I use all forms of bottom insulation, and can find pros and cons to all approaches. But after 7 plus years of on and off HHSS use, I have found something I want to experiment with further: CCF pad use down in the HHSS Undercover(UC), which HH used to say was a no-no.
I have used multiple-means of taking the basic HHSS(space blanket, pad and UC), mostly adding insulated clothing under the HH pad. And on some of my far from the trail head adventures in the northern Rockies, I have always had a pad for several reasons: first as a sit pad, then as a go to ground emergency( has happened twice) then as back up with a Speer SPE to be used in the hammock if conditions went far below the HHSS capabilities. But never had to use it for that. So far, I have been able to be warm in the coldest temps I have camped in just by adding unworn insulating clothing down in the UC. It has worked great for me!
But the other day I was hanging out in my HH zip Explorer UL with HHSS. I got a sudden idea to place a full length CCF WM blue pad underneath the HH OCF pad. It was only maybe high 50s low 60s, so hard to tell the effect as I was already very warm with out this pad. But the pad seemed to be held snugly against my head, back and legs/feet, snug up against the HH OCF pad. It did not come up around or near my shoulders- too stiff in that direction- but since it was only 20" wide, it did not really interfere with the HH pad wrapping around my shoulders, plus seemed to have little effect on the way the UC fit on the sides or anywhere else.
While I was at it, I also added a shorter piece of blue pad that I use for leg pads and sit pad, but oriented in the other direction to form a "T" shape on top of the length wise pad. Since this was oriented left to right in the roll up direction, it curved nicely around my shoulders.
I'm thinking this might have huge potential for HHSS users. If it is indeed held snug against the HH pad, it could add 20 to 40 water and windproof degrees F to the basic HHSS.
Comfort wise, the pad stayed put very nicely and I could not tell the pad was there except that, surprisingly, it wiped out any slight tendency this HH + HHSS has to calf pressure. I personally don't have much issue with leg pressure with this set up. It can definitely be a problem with this setup, and some believe the HHSS makes it worse, but I can almost always find a spot where the pressure is gone or minimized. Still, adding the CCf pad below the HHSS pad gave me zero pressure without even having to hunt for the sweet spot. I was extremely warm, but hard to say how much warmer I was than without the pad. Maybe I can find out this winter!
But if this pad really will add similar warmth to what you would get laying on the pad in the hammock, but without having to do that and not even knowing it is there comfort wise, plus you get a big improvement in leg comfort, well, that is a heck of a combo right there. Especially for those who will always carry a CCF pad anyway on winter trips for various reasons.

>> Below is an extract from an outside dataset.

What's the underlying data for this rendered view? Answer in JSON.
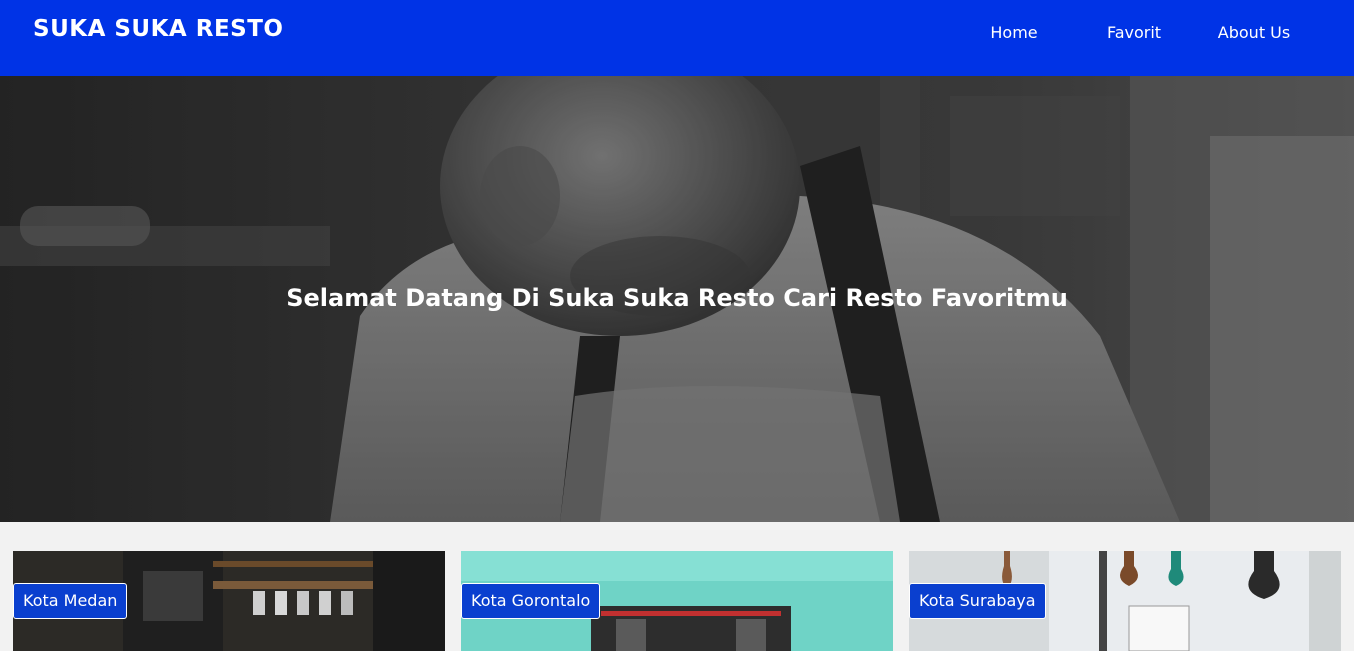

So how about members of the HHSS club help me check this out this winter? To see if it boosts temps to the amount that seems possible? Variations to check on: just a full length, with clothes stuffed on the sides if extra warmth is also needed there, or just a short 20" wide pad under the back and the OCF pad, or one or more short 20" pads placed with long side across the width so they will roll up around the shoulders, with or without the full length pad.
I think CCF pads will work better for this, since they are more flexible along the long edges, the direction you roll them up, so more likely to curve where needed. And I suspect that the more flexible the CCF the better, but I am just going to stick to what I have, WM blue and TR Ridgerest. But who knows? My buddy uses a 55F Peapod to stay toasty at 20F, by putting his self inflating Thermarest down inside the PeaPod. This should work even better, because the Pea Pod does not have the HHSS's elastics which pull the pad up against your back. Another thing to test is just the WM blue pad by itself without the HH OCF pad, inside the HH UC.
So how about it HHSS users, especially Y'all in real cold country: anyone up for some HHSS/pad testing? ( of course you could just add the pad inside the hammock and lay directly on the pad, but then there is the comfort issue)